Skip to main content

With its top player out injured and two losses already at the World Cup, South Korea has plenty of work to do to progress to the knockout round.

To make things even tougher, the team’s final group opponent is defending champion Germany.

“There is 1 per cent chance, there is still hope,” South Korea forward Son Heung-min said on the eve of the Group F game at Kazan Arena. “We will do our utmost.”

Open this photo in gallery:

Son Heung-min answers a reporter's question during a news conference before South Korea's official training on the eve of their Group F match against Germany on Tuesday, June 26, 2018.Lee/The Associated Press

Following losses against Sweden and Mexico, the Asian team needs a win and other results to play in its favour to advance. South Korea also needs Sweden to lose against Mexico in the other group match to finish with a better goal difference.

South Korea’s already slim chances have taken a hit in the buildup to the match when captain Ki Sung-yueng was ruled out with a left calf injury. The Swansea midfielder is South Korea’s most experienced player, with 104 appearances with the national team.

Defender Park Joo-ho will also be absent because of a thigh injury he picked up against Sweden in their opening match.

“They are very important players, strategically and mentally,” Son said. “They are important for other players, too. Unfortunately they are injured. Ki Sung-yueng is really a pillar for our team, he takes lot of pressure from us. He is irreplaceable, but our morale is not too bad.”

South Korea coach Shin Tae-yong did not reveal which player would captain his side against Germany, just saying the role would not be for the faint-hearted.

“Ki Sung-yueng’s injury was something I’d never imagined, and it gives me a headache at the moment,” he said. “We will see who feels the less pressure, the less emotional. He will be the one who earns the armband.”

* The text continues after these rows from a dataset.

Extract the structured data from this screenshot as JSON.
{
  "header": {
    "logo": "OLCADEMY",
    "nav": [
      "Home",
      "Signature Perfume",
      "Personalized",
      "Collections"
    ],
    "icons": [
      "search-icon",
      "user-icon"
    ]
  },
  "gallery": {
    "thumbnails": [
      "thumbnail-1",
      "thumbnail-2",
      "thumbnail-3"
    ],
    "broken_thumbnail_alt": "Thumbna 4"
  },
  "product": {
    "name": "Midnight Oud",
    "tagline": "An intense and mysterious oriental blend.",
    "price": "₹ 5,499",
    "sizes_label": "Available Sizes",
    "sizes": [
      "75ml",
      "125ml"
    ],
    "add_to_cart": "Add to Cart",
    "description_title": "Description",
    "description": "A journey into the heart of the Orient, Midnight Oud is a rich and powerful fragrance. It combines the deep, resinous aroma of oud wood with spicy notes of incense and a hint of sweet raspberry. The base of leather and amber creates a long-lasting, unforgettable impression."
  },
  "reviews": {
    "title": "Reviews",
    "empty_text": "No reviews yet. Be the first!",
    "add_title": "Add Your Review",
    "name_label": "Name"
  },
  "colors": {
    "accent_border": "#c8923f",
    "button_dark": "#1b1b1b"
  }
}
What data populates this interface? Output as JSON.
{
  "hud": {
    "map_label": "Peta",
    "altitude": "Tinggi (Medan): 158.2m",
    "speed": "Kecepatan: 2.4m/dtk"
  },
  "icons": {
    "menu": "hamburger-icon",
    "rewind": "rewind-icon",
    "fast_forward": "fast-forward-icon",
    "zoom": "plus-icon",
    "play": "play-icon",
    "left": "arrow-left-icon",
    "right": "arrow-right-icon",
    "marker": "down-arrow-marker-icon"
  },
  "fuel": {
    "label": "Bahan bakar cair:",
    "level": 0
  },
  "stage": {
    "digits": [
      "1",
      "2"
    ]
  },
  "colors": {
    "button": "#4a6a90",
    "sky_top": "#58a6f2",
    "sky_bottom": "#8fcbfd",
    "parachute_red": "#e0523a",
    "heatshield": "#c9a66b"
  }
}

South Korea has lost twice to Germany at the World Cup and will need to spring a major surprise to defeat the four-time champions, who put their campaign back on track with a late 2-1 win over Sweden. Germany now needs to beat South Korea by at least two goals to be guaranteed a spot in the last 16.

Shin said he did not have enough time to prepare for the crunch match and hoped for a different scenario.

“Actually not everything has gone as planned in this group for us,” Shin said. “And it’s the same for Germany. They should have won their first two games, and the third game could have been a little bit easier for them. I think that it would have been easier for us, too. And now the situation is more complex, Germany will be a much tougher opponent than we first expected.”

After a shock 1-0 loss to Mexico in its opener, Germany recovered with a last-grasp win over Sweden and now hopes to build on the momentum to secure a convincing win against South Korea.

Germany coach Joachim Loew said his players will be wary of the speed and pace of their opponents to avoid getting caught on the break. Germany has conceded goals in its past seven matches and has been vulnerable to counterattacks since the start of the tournament.

“South Korea has players who can execute fast breaks, we will try to adapt,” Loew said. “We made numerous mistakes against Mexico, fewer against Sweden, but we still lost the ball in midfield. We have to make sure we don’t lose the ball as easily.”

Loew will be without midfielder Sebastian Rudy, who has not fully recovered from surgery on his broken nose, while defender Jerome Boateng is suspended after receiving a red card against Sweden.

The German coach said all other players are available, including playmaker Mesut Ozil and midfielder Sami Khedira, who were dropped from the starting lineup against Sweden.

“After the match against Mexico, Mesut has showed a very good reaction at training, that is what I expected from him,” Loew said. “It was the same for the others and Khedira.”

Interact with The Globe